Keeping Employees Motivated When There’s No Room For Promotion
How do you keep employees motivated when there is no room for immediate promotion? This is a question facing many companies now that their stock and employees' morale resemble a roller coaster.
The highly talented employee who cannot be promoted because there are no positions in which to move is said to be gridlocked. Although the term "gridlock" carries a negative connotation, the act itself is not a problem. However, the accompanying plateau, rut and boredom are cause for concern.
Individuals will not move up the corporate ladder today with the speed or numbers that typified the group that came before them, which leaves all forward-thinking organizations with this question: How can this problem be managed? The following strategies are designed to help management address employee perceptions that not being promoted equals stagnation and feelings of not being a valuable contributor on the job:
- Do not ignore or underestimate the power of praise. Basically, positive reinforcement consists of praise and recognition. And before you groan, "I've heard this before," consider the following: A survey conducted by Motivational Systems found that only 11 percent of managers consistently recognized or praised their employees' work. Of the more than 1,000 employees surveyed, 50 percent said they received due recognition "most of the time"; 28 percent answered "rarely"; and 10 percent said "not at all." Given the same benefits and salary, 27 percent of the employees questioned said they would move to another company that had a reputation for recognition and praise. It's not easy getting people to do their best when they would just as soon be working for some other company.
- Make reinforcement contingent upon performance. This means there should be a clear connection between an individual's actions and the recognition they get. Being generally nice, giving constant praise to people regardless of their behavior, is not motivational reinforcement. That is why office birthday parties, while creating a friendly atmosphere, do not stimulate increased productivity. You are simply rewarding someone for living another year, not for performing an action that benefits the organization.
- Change the corporate culture to de-emphasize promotions. Avoid promising new hires a long, brilliant career. Instead, show the realities of promotional tracks up-front to create accurate expectations. Show that the company values achievements other than the number of people one manages. Widen the criteria of success. Explain the inevitability of plateauing and offer opportunities for self-renewal.
- Institute personnel policies that focus on employee contributions. Make it clear what a job entails. It may look glamorous and desirable from the outside, but knowing the true demands of a job helps separate fantasy from reality when one looks to move up. Emphasize early retirement and transitional retirement (where the employee retains full-time benefits but works as a consultant or part-timer).
Offer re-education tuition. Permit honorable demotion of people who want to slow down after attaining their desired level within the company. Give accurate performance appraisals. Inflated ratings lead to expectations of promotion.
- Make liberal use of lateral transfers. Develop generalists, not specialists. It is better for teamwork and enriches the employee's resume.
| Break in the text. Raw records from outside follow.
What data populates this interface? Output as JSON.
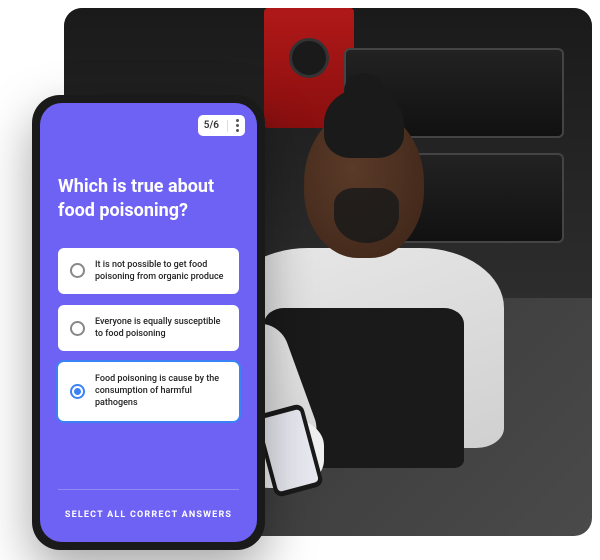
{
  "progress": {
    "counter": "5/6"
  },
  "quiz": {
    "question": "Which is true about food poisoning?",
    "answers": [
      {
        "label": "It is not possible to get food poisoning from organic produce",
        "selected": false
      },
      {
        "label": "Everyone is equally susceptible to food poisoning",
        "selected": false
      },
      {
        "label": "Food poisoning is cause by the consumption of harmful pathogens",
        "selected": true
      }
    ],
    "hint": "SELECT ALL CORRECT ANSWERS"
  },
  "colors": {
    "accent": "#6e62f5",
    "selection": "#3b82f6"
  }
}
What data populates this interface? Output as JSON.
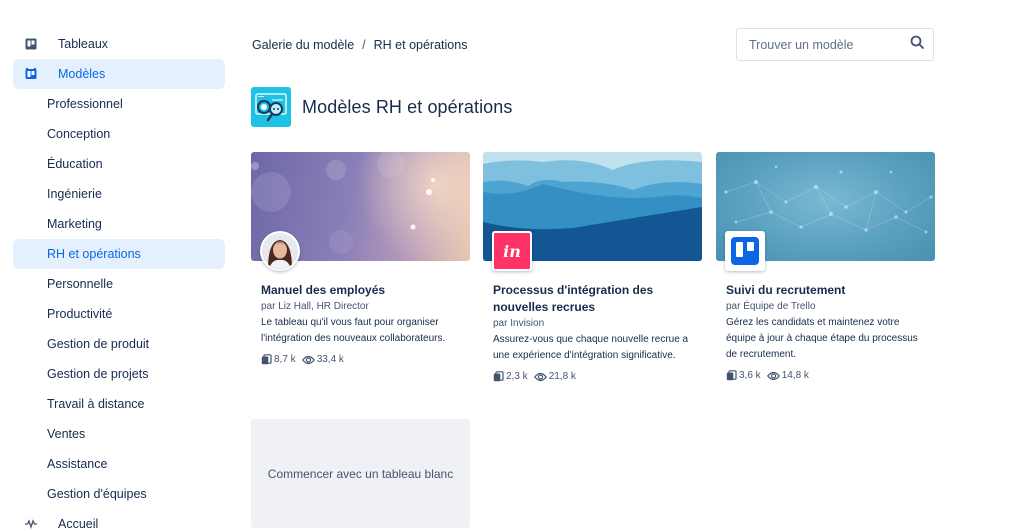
{
  "sidebar": {
    "top_items": [
      {
        "label": "Tableaux",
        "icon": "board-icon"
      },
      {
        "label": "Modèles",
        "icon": "template-icon",
        "active": true
      }
    ],
    "sub_items": [
      {
        "label": "Professionnel"
      },
      {
        "label": "Conception"
      },
      {
        "label": "Éducation"
      },
      {
        "label": "Ingénierie"
      },
      {
        "label": "Marketing"
      },
      {
        "label": "RH et opérations",
        "active": true
      },
      {
        "label": "Personnelle"
      },
      {
        "label": "Productivité"
      },
      {
        "label": "Gestion de produit"
      },
      {
        "label": "Gestion de projets"
      },
      {
        "label": "Travail à distance"
      },
      {
        "label": "Ventes"
      },
      {
        "label": "Assistance"
      },
      {
        "label": "Gestion d'équipes"
      }
    ],
    "bottom_item": {
      "label": "Accueil",
      "icon": "activity-icon"
    }
  },
  "header": {
    "breadcrumb": [
      {
        "label": "Galerie du modèle"
      },
      {
        "label": "RH et opérations"
      }
    ],
    "breadcrumb_separator": "/",
    "search": {
      "placeholder": "Trouver un modèle",
      "value": ""
    }
  },
  "page": {
    "title": "Modèles RH et opérations",
    "icon": "hr-operations-icon",
    "icon_color": "#1ec2e5"
  },
  "cards": [
    {
      "title": "Manuel des employés",
      "author": "par Liz Hall, HR Director",
      "description": "Le tableau qu'il vous faut pour organiser l'intégration des nouveaux collaborateurs.",
      "copies": "8,7 k",
      "views": "33,4 k",
      "badge": "author-avatar"
    },
    {
      "title": "Processus d'intégration des nouvelles recrues",
      "author": "par Invision",
      "description": "Assurez-vous que chaque nouvelle recrue a une expérience d'intégration significative.",
      "copies": "2,3 k",
      "views": "21,8 k",
      "badge": "invision-logo",
      "badge_text": "in",
      "badge_color": "#ff3366"
    },
    {
      "title": "Suivi du recrutement",
      "author": "par Équipe de Trello",
      "description": "Gérez les candidats et maintenez votre équipe à jour à chaque étape du processus de recrutement.",
      "copies": "3,6 k",
      "views": "14,8 k",
      "badge": "trello-logo",
      "badge_color": "#0c66e4"
    }
  ],
  "blank_board": {
    "label": "Commencer avec un tableau blanc"
  },
  "colors": {
    "accent": "#0c66e4",
    "active_bg": "#e4f0fd",
    "text": "#172b4d",
    "subtle_text": "#44546f"
  }
}
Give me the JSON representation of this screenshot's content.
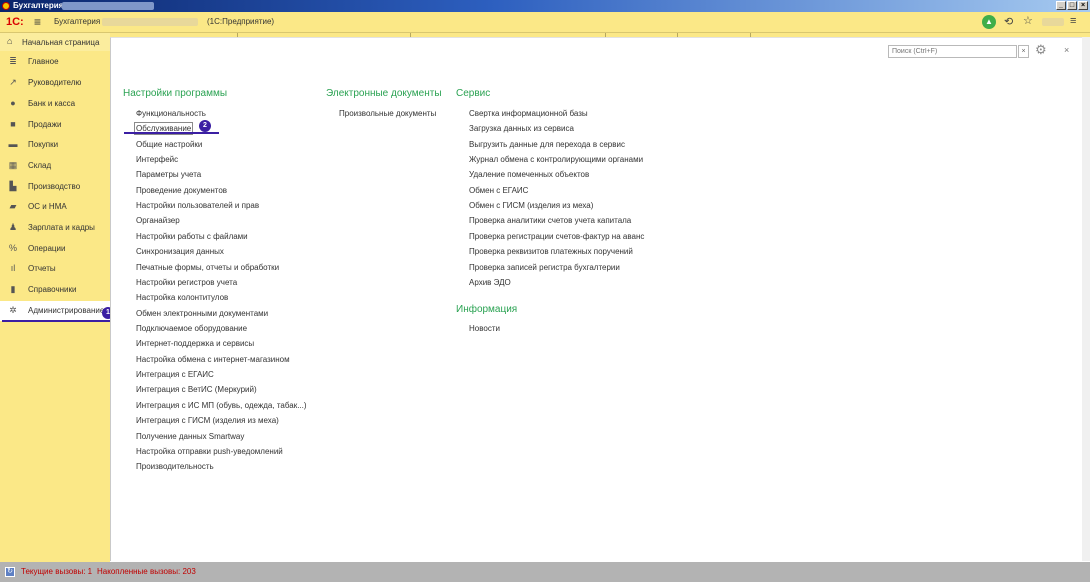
{
  "window": {
    "title": "Бухгалтерия",
    "minimize": "_",
    "restore": "□",
    "close": "×"
  },
  "app_header": {
    "logo": "1С:",
    "app_name": "Бухгалтерия",
    "platform": "(1С:Предприятие)",
    "icons": [
      "menu-icon",
      "notifications-icon",
      "history-icon",
      "favorites-icon",
      "main-menu-icon"
    ]
  },
  "sidebar": {
    "home": "Начальная страница",
    "items": [
      {
        "label": "Главное",
        "icon": "list-icon"
      },
      {
        "label": "Руководителю",
        "icon": "trend-icon"
      },
      {
        "label": "Банк и касса",
        "icon": "bank-icon"
      },
      {
        "label": "Продажи",
        "icon": "bag-icon"
      },
      {
        "label": "Покупки",
        "icon": "cart-icon"
      },
      {
        "label": "Склад",
        "icon": "warehouse-icon"
      },
      {
        "label": "Производство",
        "icon": "factory-icon"
      },
      {
        "label": "ОС и НМА",
        "icon": "truck-icon"
      },
      {
        "label": "Зарплата и кадры",
        "icon": "person-icon"
      },
      {
        "label": "Операции",
        "icon": "operations-icon"
      },
      {
        "label": "Отчеты",
        "icon": "report-icon"
      },
      {
        "label": "Справочники",
        "icon": "book-icon"
      },
      {
        "label": "Администрирование",
        "icon": "gear-icon",
        "active": true
      }
    ]
  },
  "annotations": {
    "badge1": "1",
    "badge2": "2"
  },
  "search": {
    "placeholder": "Поиск (Ctrl+F)",
    "clear": "×"
  },
  "content": {
    "close": "×",
    "sections": [
      {
        "title": "Настройки программы",
        "items": [
          "Функциональность",
          "Обслуживание",
          "Общие настройки",
          "Интерфейс",
          "Параметры учета",
          "Проведение документов",
          "Настройки пользователей и прав",
          "Органайзер",
          "Настройки работы с файлами",
          "Синхронизация данных",
          "Печатные формы, отчеты и обработки",
          "Настройки регистров учета",
          "Настройка колонтитулов",
          "Обмен электронными документами",
          "Подключаемое оборудование",
          "Интернет-поддержка и сервисы",
          "Настройка обмена с интернет-магазином",
          "Интеграция с ЕГАИС",
          "Интеграция с ВетИС (Меркурий)",
          "Интеграция с ИС МП (обувь, одежда, табак...)",
          "Интеграция с ГИСМ (изделия из меха)",
          "Получение данных Smartway",
          "Настройка отправки push-уведомлений",
          "Производительность"
        ]
      },
      {
        "title": "Электронные документы",
        "items": [
          "Произвольные документы"
        ]
      },
      {
        "title": "Сервис",
        "items": [
          "Свертка информационной базы",
          "Загрузка данных из сервиса",
          "Выгрузить данные для перехода в сервис",
          "Журнал обмена с контролирующими органами",
          "Удаление помеченных объектов",
          "Обмен с ЕГАИС",
          "Обмен с ГИСМ (изделия из меха)",
          "Проверка аналитики счетов учета капитала",
          "Проверка регистрации счетов-фактур на аванс",
          "Проверка реквизитов платежных поручений",
          "Проверка записей регистра бухгалтерии",
          "Архив ЭДО"
        ]
      },
      {
        "title": "Информация",
        "items": [
          "Новости"
        ]
      }
    ]
  },
  "status": {
    "current_calls": "Текущие вызовы: 1",
    "accumulated_calls": "Накопленные вызовы: 203"
  }
}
Promote the idea that a lateral move is good and back it with pay incentives.
- Redefine promotion. Use pay-for-performance systems whereby promotion is based on upgrading skills, furthering education and diversifying, rather than obtaining a new title or having more people under you. Set up dual career tracks, one for those with management interest and one for those with no management interest.
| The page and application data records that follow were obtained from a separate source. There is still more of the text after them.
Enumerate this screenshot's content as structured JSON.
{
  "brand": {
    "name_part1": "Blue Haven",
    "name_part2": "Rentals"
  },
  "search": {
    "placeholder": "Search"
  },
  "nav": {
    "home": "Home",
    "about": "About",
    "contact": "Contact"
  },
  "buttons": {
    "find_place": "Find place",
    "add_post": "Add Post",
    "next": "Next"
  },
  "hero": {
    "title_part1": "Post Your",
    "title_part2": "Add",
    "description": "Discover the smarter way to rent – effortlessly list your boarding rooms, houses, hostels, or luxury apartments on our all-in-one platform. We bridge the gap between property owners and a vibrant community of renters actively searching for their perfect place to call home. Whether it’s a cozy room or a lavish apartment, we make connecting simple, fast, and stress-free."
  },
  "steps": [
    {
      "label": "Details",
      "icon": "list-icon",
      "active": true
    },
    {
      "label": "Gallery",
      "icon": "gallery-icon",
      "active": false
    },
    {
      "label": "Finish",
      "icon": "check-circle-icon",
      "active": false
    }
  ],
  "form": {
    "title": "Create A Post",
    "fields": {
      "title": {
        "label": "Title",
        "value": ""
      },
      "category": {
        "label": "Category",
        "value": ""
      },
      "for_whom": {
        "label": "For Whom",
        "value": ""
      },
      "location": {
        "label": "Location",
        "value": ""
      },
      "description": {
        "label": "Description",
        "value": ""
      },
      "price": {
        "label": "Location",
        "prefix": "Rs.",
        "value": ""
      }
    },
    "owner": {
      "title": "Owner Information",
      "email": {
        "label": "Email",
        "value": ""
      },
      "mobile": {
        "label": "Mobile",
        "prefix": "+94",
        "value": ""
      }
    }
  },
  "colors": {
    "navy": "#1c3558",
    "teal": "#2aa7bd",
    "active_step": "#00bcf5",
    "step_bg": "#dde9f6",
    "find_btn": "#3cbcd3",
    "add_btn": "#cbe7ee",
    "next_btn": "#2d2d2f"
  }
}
- Support intrapreuneurship. Under this innovation, the organization gives an employee seed money to develop a business within the business (for example, a company gives an employee financial assistance to institute a refuse removal system within the company itself). The employee still earns a salary because, unlike a business owner, the employee is not taking all the risks. However, the potential for increased income may be tied to the success of the intrapreneurial venture.
- Encourage mid-career breaks. Academic or other sabbaticals that renew and refresh the employee at a plateau are helpful. These breaks may be funded by the company and then paid back by the employee over a period of time.
- Train managers to work with employees who are in an employment slump. When managers are trained to recognize the symptoms of an employee who has reached a plateau, they can work to shift the employee's attitude and make the plateau a steppingstone. Further, managers can offer job enrichment opportunities, as well as a host of other possibilities:
- Leading or participating in a task force
- Planning an off-site meeting or conference
- Performing off-site troubleshooting on customer problems
- Launching a new product or program
- Participating in community service projects
- Involve academia in the process. The academic world needs to educate business graduates and candidates for M.B.A.s to the realities of today's business world. The fast track is no longer the norm. Today's business school graduates can expect to find themselves on an "uncertain track" and should be prepared to meet that challenge. This uncertain track may not hold the immediate rewards that those on a fast track enjoy, but in many ways, it has the potential to create better professionals and expand the opportunity for people to feel like winners, even when promotion is not part of the picture.
Finally, the most important thing that any organization can do for its employees is to build a relationship that allows them to feel comfortable in expressing their concerns of promotability or the lack of it. . So, if you are a manager reading this, get moving!